I am not particularly good at the key skill that every architectural firm must have - SELLING. You might have the same problem that I do. I have always had to wear too many hats, and one of those other hats always seemed to 'need me' more than sales. Being an introvert doesn't help either. Nevertheless, I have learned tons about how you are supposed to do it; and I have a pretty good track record when it's crunch time.
My preferred strategy, which happens to fit my personality, is to:
- research who I would like to work for
- find a way to meet them
- keep in touch at least every three weeks - by email primarily
- find ways to help them (info, maybe a sketch or two)
- rinse and repeat until a project idea comes along that I can help formalize
One of our largest projects was a private high school that took 7 years to get to the point of getting hired. Then, I helped the Owner put together an RFP process to meet oversight requirements. Needless to say, with what I had learned about them and the project in 7 years, we were the obvious choice - even over a couple of alums.
There Isn't Any One Way To Go About Sales
Building a niche is the only strategy that is likely to require just modest sales effort. That's because your marketing, if done well, turns Sales into just answering the phone and taking the order. Brilliant!

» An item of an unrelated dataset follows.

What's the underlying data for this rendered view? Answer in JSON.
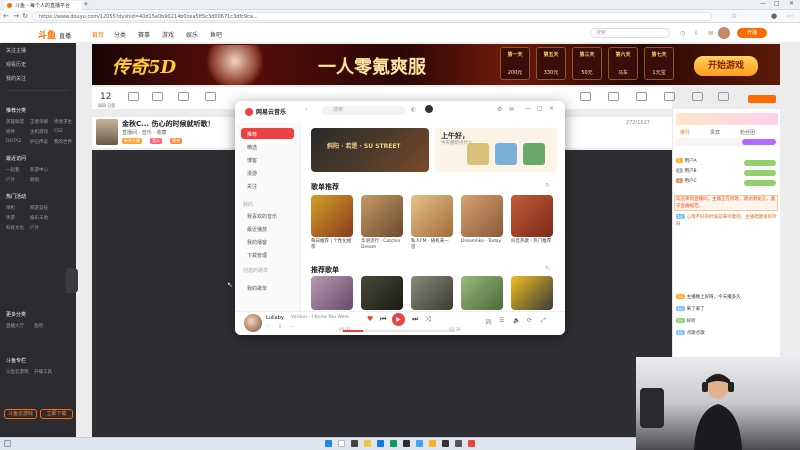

Whatever you choose to do, somebody needs to wear the Sales Hat at least 75% of the time - every day. That is probably you or a partner/fellow principal, because Sales is the hardest position to hire for in a design firm. But you can always find a way of doing Sales to suit you. Here’s a sampling of some tactics you can consider:
- Make contacts through a country club
- Join a fitness club for contacts
- Join the Chamber of Commerce
- Volunteer for a non-profit board
- Make cold calls
- Use drop-in visits to meet potential clients
- Join business clubs
- Write a newsletter
- Ask prospects for help (doesn't matter what) to build rapport
- Meet prospects by doing a face-to-face survey,
- Respond to RFPs
- Master the government selection process (the one way you can hire for the sales role)
Just one article like this can’t cover the entire Sales topic, so here are some additional resources to fill you in on some of the other considerations:
The Four Value Propositions
The 3 Ways Of Business Development
Choosing Your Clients
Start Your Own Firm - Sales
The Best Marketing Tactics
A Final Word
No amount of good reputation will keep you in work (unless you have a niche). Find the strategy that works for you and spend lots of time on it, consistently, so that your Sales strategy brings you the opportunity to be a success.